━━━━━ MATERIAL PROVIDED ━━━━━

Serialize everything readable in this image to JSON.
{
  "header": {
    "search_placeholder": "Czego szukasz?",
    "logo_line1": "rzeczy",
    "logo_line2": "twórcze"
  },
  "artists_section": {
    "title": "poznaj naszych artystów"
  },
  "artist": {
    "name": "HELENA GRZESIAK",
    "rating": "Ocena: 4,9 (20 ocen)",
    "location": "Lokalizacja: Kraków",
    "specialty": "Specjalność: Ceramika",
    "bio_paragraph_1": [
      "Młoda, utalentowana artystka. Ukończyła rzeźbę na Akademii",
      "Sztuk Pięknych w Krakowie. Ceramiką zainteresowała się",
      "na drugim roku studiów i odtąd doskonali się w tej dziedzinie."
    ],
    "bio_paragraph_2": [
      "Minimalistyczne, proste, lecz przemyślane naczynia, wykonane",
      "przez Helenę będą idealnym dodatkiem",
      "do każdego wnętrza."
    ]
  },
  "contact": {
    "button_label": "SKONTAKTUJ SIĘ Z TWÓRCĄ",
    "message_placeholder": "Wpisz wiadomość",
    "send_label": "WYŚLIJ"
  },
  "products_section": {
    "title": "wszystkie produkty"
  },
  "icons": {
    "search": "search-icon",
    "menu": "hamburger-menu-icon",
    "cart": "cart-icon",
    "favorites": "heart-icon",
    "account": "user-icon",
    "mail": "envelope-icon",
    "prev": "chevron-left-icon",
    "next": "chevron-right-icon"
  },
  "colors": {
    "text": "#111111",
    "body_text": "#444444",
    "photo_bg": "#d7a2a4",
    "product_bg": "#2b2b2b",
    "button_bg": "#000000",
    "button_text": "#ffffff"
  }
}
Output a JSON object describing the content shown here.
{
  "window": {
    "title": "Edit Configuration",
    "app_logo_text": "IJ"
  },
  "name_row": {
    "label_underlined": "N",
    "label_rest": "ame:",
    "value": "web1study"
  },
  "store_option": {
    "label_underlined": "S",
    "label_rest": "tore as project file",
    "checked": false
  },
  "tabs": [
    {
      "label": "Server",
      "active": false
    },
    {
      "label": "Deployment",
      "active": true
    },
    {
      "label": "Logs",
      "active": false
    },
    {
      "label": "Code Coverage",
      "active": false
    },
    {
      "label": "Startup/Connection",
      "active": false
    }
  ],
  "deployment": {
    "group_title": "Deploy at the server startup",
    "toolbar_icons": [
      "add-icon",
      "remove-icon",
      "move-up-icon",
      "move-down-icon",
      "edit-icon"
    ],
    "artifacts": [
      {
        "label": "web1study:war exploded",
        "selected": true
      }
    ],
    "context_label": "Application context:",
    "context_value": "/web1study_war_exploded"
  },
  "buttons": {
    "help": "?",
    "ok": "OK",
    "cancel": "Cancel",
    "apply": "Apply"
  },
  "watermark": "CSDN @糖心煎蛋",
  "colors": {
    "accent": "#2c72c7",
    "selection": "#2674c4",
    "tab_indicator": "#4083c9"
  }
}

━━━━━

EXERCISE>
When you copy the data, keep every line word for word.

EXERCISE ANSWER>
Serialize everything readable in this image to JSON.
{
  "header": {
    "search_placeholder": "Czego szukasz?",
    "logo_line1": "rzeczy",
    "logo_line2": "twórcze"
  },
  "artists_section": {
    "title": "poznaj naszych artystów"
  },
  "artist": {
    "name": "HELENA GRZESIAK",
    "rating": "Ocena: 4,9 (20 ocen)",
    "location": "Lokalizacja: Kraków",
    "specialty": "Specjalność: Ceramika",
    "bio_paragraph_1": [
      "Młoda, utalentowana artystka. Ukończyła rzeźbę na Akademii",
      "Sztuk Pięknych w Krakowie. Ceramiką zainteresowała się",
      "na drugim roku studiów i odtąd doskonali się w tej dziedzinie."
    ],
    "bio_paragraph_2": [
      "Minimalistyczne, proste, lecz przemyślane naczynia, wykonane",
      "przez Helenę będą idealnym dodatkiem",
      "do każdego wnętrza."
    ]
  },
  "contact": {
    "button_label": "SKONTAKTUJ SIĘ Z TWÓRCĄ",
    "message_placeholder": "Wpisz wiadomość",
    "send_label": "WYŚLIJ"
  },
  "products_section": {
    "title": "wszystkie produkty"
  },
  "icons": {
    "search": "search-icon",
    "menu": "hamburger-menu-icon",
    "cart": "cart-icon",
    "favorites": "heart-icon",
    "account": "user-icon",
    "mail": "envelope-icon",
    "prev": "chevron-left-icon",
    "next": "chevron-right-icon"
  },
  "colors": {
    "text": "#111111",
    "body_text": "#444444",
    "photo_bg": "#d7a2a4",
    "product_bg": "#2b2b2b",
    "button_bg": "#000000",
    "button_text": "#ffffff"
  }
}
Output a JSON object describing the content shown here.
{
  "window": {
    "title": "Edit Configuration",
    "app_logo_text": "IJ"
  },
  "name_row": {
    "label_underlined": "N",
    "label_rest": "ame:",
    "value": "web1study"
  },
  "store_option": {
    "label_underlined": "S",
    "label_rest": "tore as project file",
    "checked": false
  },
  "tabs": [
    {
      "label": "Server",
      "active": false
    },
    {
      "label": "Deployment",
      "active": true
    },
    {
      "label": "Logs",
      "active": false
    },
    {
      "label": "Code Coverage",
      "active": false
    },
    {
      "label": "Startup/Connection",
      "active": false
    }
  ],
  "deployment": {
    "group_title": "Deploy at the server startup",
    "toolbar_icons": [
      "add-icon",
      "remove-icon",
      "move-up-icon",
      "move-down-icon",
      "edit-icon"
    ],
    "artifacts": [
      {
        "label": "web1study:war exploded",
        "selected": true
      }
    ],
    "context_label": "Application context:",
    "context_value": "/web1study_war_exploded"
  },
  "buttons": {
    "help": "?",
    "ok": "OK",
    "cancel": "Cancel",
    "apply": "Apply"
  },
  "watermark": "CSDN @糖心煎蛋",
  "colors": {
    "accent": "#2c72c7",
    "selection": "#2674c4",
    "tab_indicator": "#4083c9"
  }
}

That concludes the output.